One of the biggest gold nuggets found in modern times in Northern California's historic Gold Country is going up for sale.
Weighing in at 6.07 pounds, the Butte Nugget is expected to carry a price tag of $350,000.
The San Francisco Chronicle reported Wednesday that the nugget's finder asked dealer Don Kagin to keep his name and the location of the discovery secret.
What's known is that a gold hunter found it in July on public land in the Butte County mountains. Prospecting for gold is legal on most public lands in the state.
David McCarthy, a coin and rare-minerals expert, told the Chronicle that he took a blindfolded ride to the site of the discovery so he would be satisfied the nugget was genuine.
The gold chunk will be unveiled Thursday at the San Francisco Fall Antiques Show.
Prospectors found many giant gold nuggets in California's 19th century Gold Rush days. That includes a 54-pound gold chunk found in Butte County in 1859. The Chronicle said its research shows it has been decades since a report of anyone discovering a rock of 6 pounds or over in California.
The finder of the Butte Nugget used a metal detector and told colleagues he initially thought he had come across a pipe or some other "big piece of trash" underground, part-time local prospector Bob Van Camp told the Chico Enterprise-Record.
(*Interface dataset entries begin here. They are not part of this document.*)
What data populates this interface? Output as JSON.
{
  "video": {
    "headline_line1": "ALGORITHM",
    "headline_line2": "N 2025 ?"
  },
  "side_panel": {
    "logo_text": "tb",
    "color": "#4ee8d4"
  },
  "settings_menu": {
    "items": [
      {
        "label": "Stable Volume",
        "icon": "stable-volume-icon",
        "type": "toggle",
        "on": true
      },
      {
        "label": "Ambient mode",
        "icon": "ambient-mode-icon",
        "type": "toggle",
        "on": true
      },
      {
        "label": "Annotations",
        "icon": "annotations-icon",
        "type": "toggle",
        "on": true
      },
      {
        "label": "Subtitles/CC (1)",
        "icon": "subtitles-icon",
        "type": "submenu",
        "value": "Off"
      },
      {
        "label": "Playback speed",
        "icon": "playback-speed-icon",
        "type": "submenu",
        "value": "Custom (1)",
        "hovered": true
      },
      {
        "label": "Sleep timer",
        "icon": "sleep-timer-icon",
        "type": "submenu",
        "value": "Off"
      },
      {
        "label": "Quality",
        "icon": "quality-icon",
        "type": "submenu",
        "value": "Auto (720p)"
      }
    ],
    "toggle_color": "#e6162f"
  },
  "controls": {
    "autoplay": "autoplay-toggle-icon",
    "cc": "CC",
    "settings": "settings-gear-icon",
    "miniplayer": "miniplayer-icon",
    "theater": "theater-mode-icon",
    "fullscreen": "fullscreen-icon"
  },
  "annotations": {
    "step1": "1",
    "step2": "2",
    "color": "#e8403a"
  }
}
Worried that the strong reading on the metal detector would mask any signal from surrounding gold nuggets, the man decided to dig it up, said Van Camp, who filmed himself briefly holding the Butte Nugget.